▶ _INSTRUCTIONS TO FOLLOW_
Repeat the entries beneath in their entirety, precisely as given.

▶ _DATA TO USE_
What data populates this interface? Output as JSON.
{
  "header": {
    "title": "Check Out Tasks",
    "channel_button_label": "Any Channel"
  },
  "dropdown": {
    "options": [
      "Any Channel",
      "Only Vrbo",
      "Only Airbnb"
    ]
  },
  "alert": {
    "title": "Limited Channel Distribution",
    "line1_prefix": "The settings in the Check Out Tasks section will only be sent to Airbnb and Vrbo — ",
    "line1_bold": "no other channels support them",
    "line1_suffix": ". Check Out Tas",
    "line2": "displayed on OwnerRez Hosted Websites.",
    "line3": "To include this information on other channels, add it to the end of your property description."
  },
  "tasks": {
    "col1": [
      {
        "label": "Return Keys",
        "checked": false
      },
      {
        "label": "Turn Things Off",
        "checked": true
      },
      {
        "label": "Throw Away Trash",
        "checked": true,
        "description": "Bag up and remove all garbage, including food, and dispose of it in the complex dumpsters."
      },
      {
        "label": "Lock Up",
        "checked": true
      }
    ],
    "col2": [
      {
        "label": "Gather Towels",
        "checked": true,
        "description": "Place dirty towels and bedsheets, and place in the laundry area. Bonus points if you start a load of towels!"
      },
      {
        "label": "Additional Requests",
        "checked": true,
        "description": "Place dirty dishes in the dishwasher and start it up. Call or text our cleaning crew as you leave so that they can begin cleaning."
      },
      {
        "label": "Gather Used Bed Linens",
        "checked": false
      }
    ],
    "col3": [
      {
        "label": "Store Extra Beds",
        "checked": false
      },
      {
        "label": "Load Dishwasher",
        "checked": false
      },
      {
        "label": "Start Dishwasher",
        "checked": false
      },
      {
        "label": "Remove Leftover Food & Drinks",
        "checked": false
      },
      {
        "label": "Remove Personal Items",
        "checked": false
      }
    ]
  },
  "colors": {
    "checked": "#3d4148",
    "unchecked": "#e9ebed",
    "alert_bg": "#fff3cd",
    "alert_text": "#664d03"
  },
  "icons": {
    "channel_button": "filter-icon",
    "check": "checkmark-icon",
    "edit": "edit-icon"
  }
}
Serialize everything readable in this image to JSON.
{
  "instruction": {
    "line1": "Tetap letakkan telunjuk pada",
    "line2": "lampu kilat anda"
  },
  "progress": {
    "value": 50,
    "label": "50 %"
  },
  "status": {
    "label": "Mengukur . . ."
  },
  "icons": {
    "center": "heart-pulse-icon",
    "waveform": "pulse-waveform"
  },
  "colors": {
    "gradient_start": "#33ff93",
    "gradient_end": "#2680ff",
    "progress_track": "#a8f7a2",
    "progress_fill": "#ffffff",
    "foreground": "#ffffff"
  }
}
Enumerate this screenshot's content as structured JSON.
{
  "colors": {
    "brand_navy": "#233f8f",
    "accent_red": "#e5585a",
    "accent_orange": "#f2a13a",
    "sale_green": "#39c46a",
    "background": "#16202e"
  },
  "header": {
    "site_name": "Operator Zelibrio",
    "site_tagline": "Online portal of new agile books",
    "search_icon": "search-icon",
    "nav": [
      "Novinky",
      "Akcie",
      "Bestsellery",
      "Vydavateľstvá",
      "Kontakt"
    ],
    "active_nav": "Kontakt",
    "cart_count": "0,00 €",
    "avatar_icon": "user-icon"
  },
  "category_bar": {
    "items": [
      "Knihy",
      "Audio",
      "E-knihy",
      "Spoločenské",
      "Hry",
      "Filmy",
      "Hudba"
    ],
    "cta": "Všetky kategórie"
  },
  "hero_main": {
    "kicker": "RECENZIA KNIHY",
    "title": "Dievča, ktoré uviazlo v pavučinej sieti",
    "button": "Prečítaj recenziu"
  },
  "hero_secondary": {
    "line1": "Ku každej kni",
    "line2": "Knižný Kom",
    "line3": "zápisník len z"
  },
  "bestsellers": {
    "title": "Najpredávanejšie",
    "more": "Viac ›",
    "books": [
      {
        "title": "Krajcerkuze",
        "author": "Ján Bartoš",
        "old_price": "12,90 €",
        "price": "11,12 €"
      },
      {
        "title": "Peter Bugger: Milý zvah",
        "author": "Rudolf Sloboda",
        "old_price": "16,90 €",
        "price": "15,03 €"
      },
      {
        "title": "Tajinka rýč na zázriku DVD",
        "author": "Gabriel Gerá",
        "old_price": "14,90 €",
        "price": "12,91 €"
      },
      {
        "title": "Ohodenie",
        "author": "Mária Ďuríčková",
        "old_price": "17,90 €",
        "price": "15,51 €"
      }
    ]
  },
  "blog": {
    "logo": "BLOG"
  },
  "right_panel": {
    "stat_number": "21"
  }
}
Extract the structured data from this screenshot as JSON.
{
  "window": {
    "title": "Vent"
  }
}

▶ _ANSWER TO THIS PROBLEM_
What data populates this interface? Output as JSON.
{
  "header": {
    "title": "Check Out Tasks",
    "channel_button_label": "Any Channel"
  },
  "dropdown": {
    "options": [
      "Any Channel",
      "Only Vrbo",
      "Only Airbnb"
    ]
  },
  "alert": {
    "title": "Limited Channel Distribution",
    "line1_prefix": "The settings in the Check Out Tasks section will only be sent to Airbnb and Vrbo — ",
    "line1_bold": "no other channels support them",
    "line1_suffix": ". Check Out Tas",
    "line2": "displayed on OwnerRez Hosted Websites.",
    "line3": "To include this information on other channels, add it to the end of your property description."
  },
  "tasks": {
    "col1": [
      {
        "label": "Return Keys",
        "checked": false
      },
      {
        "label": "Turn Things Off",
        "checked": true
      },
      {
        "label": "Throw Away Trash",
        "checked": true,
        "description": "Bag up and remove all garbage, including food, and dispose of it in the complex dumpsters."
      },
      {
        "label": "Lock Up",
        "checked": true
      }
    ],
    "col2": [
      {
        "label": "Gather Towels",
        "checked": true,
        "description": "Place dirty towels and bedsheets, and place in the laundry area. Bonus points if you start a load of towels!"
      },
      {
        "label": "Additional Requests",
        "checked": true,
        "description": "Place dirty dishes in the dishwasher and start it up. Call or text our cleaning crew as you leave so that they can begin cleaning."
      },
      {
        "label": "Gather Used Bed Linens",
        "checked": false
      }
    ],
    "col3": [
      {
        "label": "Store Extra Beds",
        "checked": false
      },
      {
        "label": "Load Dishwasher",
        "checked": false
      },
      {
        "label": "Start Dishwasher",
        "checked": false
      },
      {
        "label": "Remove Leftover Food & Drinks",
        "checked": false
      },
      {
        "label": "Remove Personal Items",
        "checked": false
      }
    ]
  },
  "colors": {
    "checked": "#3d4148",
    "unchecked": "#e9ebed",
    "alert_bg": "#fff3cd",
    "alert_text": "#664d03"
  },
  "icons": {
    "channel_button": "filter-icon",
    "check": "checkmark-icon",
    "edit": "edit-icon"
  }
}
Serialize everything readable in this image to JSON.
{
  "instruction": {
    "line1": "Tetap letakkan telunjuk pada",
    "line2": "lampu kilat anda"
  },
  "progress": {
    "value": 50,
    "label": "50 %"
  },
  "status": {
    "label": "Mengukur . . ."
  },
  "icons": {
    "center": "heart-pulse-icon",
    "waveform": "pulse-waveform"
  },
  "colors": {
    "gradient_start": "#33ff93",
    "gradient_end": "#2680ff",
    "progress_track": "#a8f7a2",
    "progress_fill": "#ffffff",
    "foreground": "#ffffff"
  }
}
Enumerate this screenshot's content as structured JSON.
{
  "colors": {
    "brand_navy": "#233f8f",
    "accent_red": "#e5585a",
    "accent_orange": "#f2a13a",
    "sale_green": "#39c46a",
    "background": "#16202e"
  },
  "header": {
    "site_name": "Operator Zelibrio",
    "site_tagline": "Online portal of new agile books",
    "search_icon": "search-icon",
    "nav": [
      "Novinky",
      "Akcie",
      "Bestsellery",
      "Vydavateľstvá",
      "Kontakt"
    ],
    "active_nav": "Kontakt",
    "cart_count": "0,00 €",
    "avatar_icon": "user-icon"
  },
  "category_bar": {
    "items": [
      "Knihy",
      "Audio",
      "E-knihy",
      "Spoločenské",
      "Hry",
      "Filmy",
      "Hudba"
    ],
    "cta": "Všetky kategórie"
  },
  "hero_main": {
    "kicker": "RECENZIA KNIHY",
    "title": "Dievča, ktoré uviazlo v pavučinej sieti",
    "button": "Prečítaj recenziu"
  },
  "hero_secondary": {
    "line1": "Ku každej kni",
    "line2": "Knižný Kom",
    "line3": "zápisník len z"
  },
  "bestsellers": {
    "title": "Najpredávanejšie",
    "more": "Viac ›",
    "books": [
      {
        "title": "Krajcerkuze",
        "author": "Ján Bartoš",
        "old_price": "12,90 €",
        "price": "11,12 €"
      },
      {
        "title": "Peter Bugger: Milý zvah",
        "author": "Rudolf Sloboda",
        "old_price": "16,90 €",
        "price": "15,03 €"
      },
      {
        "title": "Tajinka rýč na zázriku DVD",
        "author": "Gabriel Gerá",
        "old_price": "14,90 €",
        "price": "12,91 €"
      },
      {
        "title": "Ohodenie",
        "author": "Mária Ďuríčková",
        "old_price": "17,90 €",
        "price": "15,51 €"
      }
    ]
  },
  "blog": {
    "logo": "BLOG"
  },
  "right_panel": {
    "stat_number": "21"
  }
}
Extract the structured data from this screenshot as JSON.
{
  "window": {
    "title": "Vent"
  }
}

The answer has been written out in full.